What Newsweek Taught Me

Prompt: Discuss an accomplishment or event, formal or informal, that marked your transition from childhood to adulthood within your culture, community, or family.
I was in 9th grade the first time I stumbled upon a copy of Newsweek. What caught my eye was its trademark title: white type, red highlight, a connotation that stories of great consequence lay beneath. Such bold lettering gave me a moment’s pause, and I was prompted to leaf through its glossy pages.
To my surprise, I was instantly hooked.
A new world unfolded before me. Biting social commentary. World conflicts that weren’t dumbed-down. Piquant reviews of best-selling books, controversial exposés of political figures, tantalizing tidbits on pop culture, full-page spreads of Technicolor photographs.
And the prose was elegant, sharp, mesmerizing. It radiated sophistication and IQ. As I scanned the credentials of the authors, my only thought was,wow. The articles were written by worldly, ambitious people who were experts in their fields, people with PhDs and MBAs from world-class institutions, people who could write brilliantly, who got paid to give their opinions, who walked with a purpose and ran in the direction of their dreams. People I knew- then and there- I’d like to one day become.
This is what education looks like, I told myself. I was young, I was impressionable. Like a child standing on the outside of a candy store, nose pressed against the glass, I hungered to be a part of that cerebral adult world. So I read that magazine from cover to cover. Twice. And with each turn of the page I felt my small-town naiveté break into smaller and smaller pieces.
I remember that day as an incredibly humbling experience. I had an awkward, self-conscious epiphany: that I actually knew next to nothing about the world. There I was, cream of the crop of my middle school, fourteen years of ‘smart’ outwitted by a thin volume of paper. I was used to feeling gifted, to getting gold stickers and good grades, to acing every elementary examination placed in front of my cocky #2 pencil.

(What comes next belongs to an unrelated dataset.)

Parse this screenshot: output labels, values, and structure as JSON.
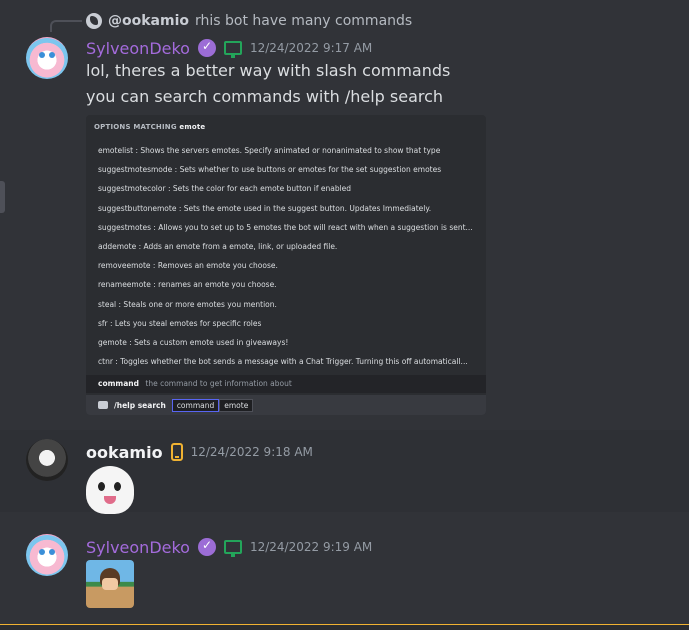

I wasn’t used to feeling like I’d been living in the Dark Ages.
At the same time, however, I struggled with another realization, one that was difficult for me to define. I felt…liberated. I felt as though I had taken a breath of fresh air and found it to be bracing and delicious, like it was the first breath I’d ever taken and I’d never known that air was so sweet.
Talk about a paradigm-shift: somehow, reading Newsweek had rekindled my natural intellectual curiosity; it had, briefly, filled a hole in my soul that I didn’t know existed.
It had also sparked something within me- a hint of defiance, a refusal to accept complacency. One taste of forbidden fruit and I knew I could never go back.
Although reading a news magazine seemed like a non-event at the time, in retrospect it was one of the defining moments of my adolescence. That seemingly unextraordinary day set a lot of subsequent days in motion- days when I would push my limitations, jump a little higher, venture out of my comfort zone and into unfamiliar territory, days when I would fail over and over again only to succeed when I least expected it, days when I would build my dreams from scratch, watch them fall down, then build them back up again, and before I knew it the days bled into years and this was my life.
At 14, I’d caught a glimpse of where the bar was set. It always seemed astronomically high…until it became just out of my grasp.
Sadly, Newsweek Magazine went out of print on January 1, 2013. Odd as it may sound, I’ll always be indebted to an out-of-print magazine for helping me become the person I am today.